Area 76,641 square mi (198,500 square km)
Population 5.834 million 2014
Highest Point 24,407 ft (7,439 m)
Lowest Point 433 ft (132 m)
GDP $7.404 billion 2014
Primary Natural Resources hydropower, gold, coal, oil.
LANDLOCKED AND MOUNTAINOUS, the Kyrgyz Republic achieved its independence in 1991 following the collapse of the Soviet Union. Kyrgyzstan features spectacular mountain vistas and incredible natural beauty reminiscent of SWITZERLAND. Despite its natural beauty and recent attempts to develop a thriving tourist industry, Kyrgyzstan remains mired in poverty. Additional challenges include implementing democracy, combating ethnic tensions, and thwarting terrorism. Central Asia’s second-smallest country in terms of area, Kyrgyzstan borders KAZAKHSTAN to the north, CHINA to the east, TAJIKISTAN to the south, and UZBEKISTAN to the west.

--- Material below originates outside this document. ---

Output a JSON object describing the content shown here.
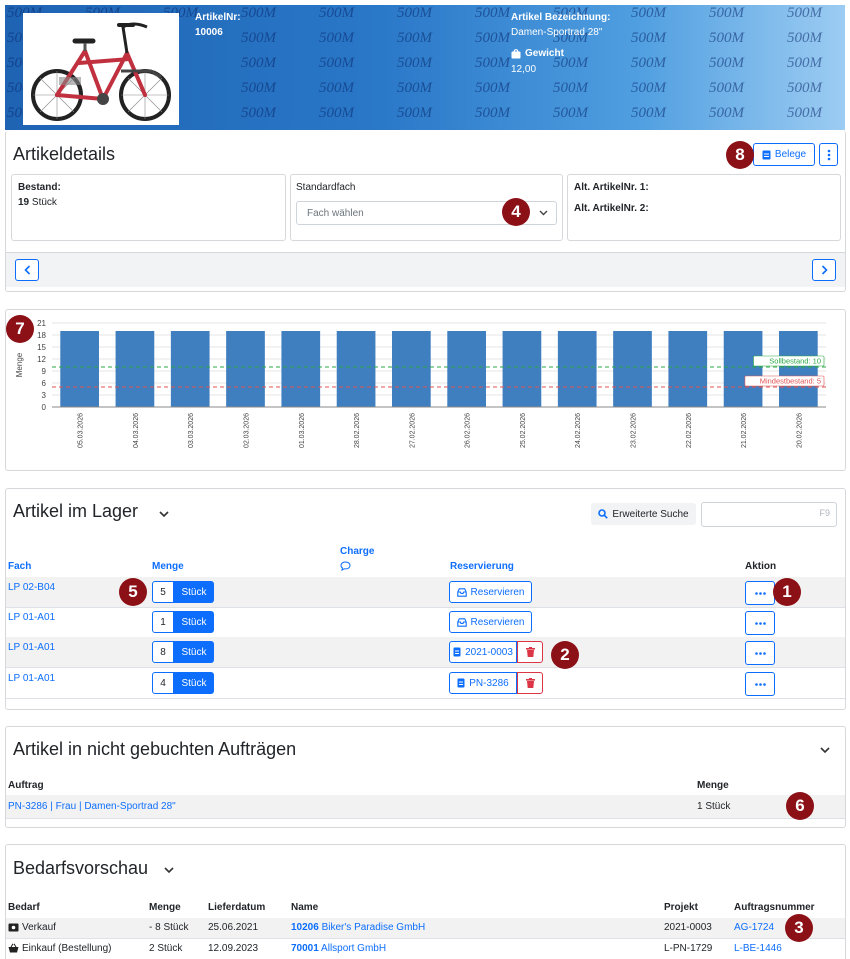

Kyrgyzstan is dominated by the TIAN SHAN (primarily) and Pamir (in the south) mountain ranges. The vast majority of the country (roughly 75 percent) is continuously covered by snow and glaciers. Traversing the Tian Shan remains relatively difficult, as a summer trip from the northern capital of Bishkek to the southern second-largest city of Osh (a distance of 186 mi or 300 km) takes more than 10 hours by automobile. Kyrgyzstan is also home to numerous alpine lakes, the largest and deepest of which is Lake Issyk-Kul, located near the Kazakh border in the north. The lake reaches a depth of 2,300 ft (700 m); its clear, sky-blue water and health resorts make the lake a popular tourist destination. For a country its size, Kyrgyzstan has surprising climatic variability, ranging from polar to dry continental through the mountains, to temperate northern foothills, to subtropical in the southwest. Kyrgyzstan’s most valuable natural resource may be its gold deposits. The Kyrgyz republic was home to the Soviet Union’s largest gold mine (Makmal), which continues to be one of the largest proven gold reserves in the world.
Kyrgyzstan’s population is ethnically diverse, including Kyrgyz (64.9 percent), Uzbek (13.8 percent), Russian (12.5 percent), Dungan (1.1 percent), Ukrainian (1 percent), and Uygyr (1 percent) peoples. Population distribution is concentrated in the Fergana, Talas, and Chu valleys and is centered in the cities of Bishkek (the capital, 2004 population 866,300) and Osh (2004 population 229,700). Most citizens are adherents to the religion of Islam (75 percent), although a sizable minority of Russian Orthodox (20 percent) exists. A secular state, Kyrgyzstan has two official languages, Kyrgyz and Russian.
Kyrgyzstan’s economy, like that of other poor countries, is dominated by the agricultural sector. A full 55 percent of the labor force is engaged in farming. Nomadic herders raise sheep (for both meat and wool), cattle, and yaks. Other agricultural products include cotton, tobacco, and a variety of vegetables. Industry, which accounts for just 15 percent of the labor force, is limited to gold, small machinery, textiles, and food processing. During its first decade of independence, Kyrgyzstan implemented more market-oriented economic reform but experienced slower economic growth than the other former Soviet republics of Central Asia.
Perhaps the most pressing geographical/political issue facing Kyrgyzstan is its complex western boundary with Uzbekistan and Tajikistan. Three large Tajik exclaves exist entirely within Kyrgyzstan’s borders, and a serious boundary dispute continues with Uzbekistan. Here, seemingly arbitrary boundaries fragment ethnic groups and unite dissimilar peoples. Kyrgyzstan’s relative location has also fostered a growing problem of illegal narcotics traffic. The country has become a corridor for the movement of opium and heroin produced in AFGHANISTAN and Tajikistan, bound for the European market. Combating terrorism represents an additional problem confronting Kyrgyzstan. Radical Islam has penetrated the country, and Osh is considered by many to be the Soviet Central Asian headquarters of Wahhabism.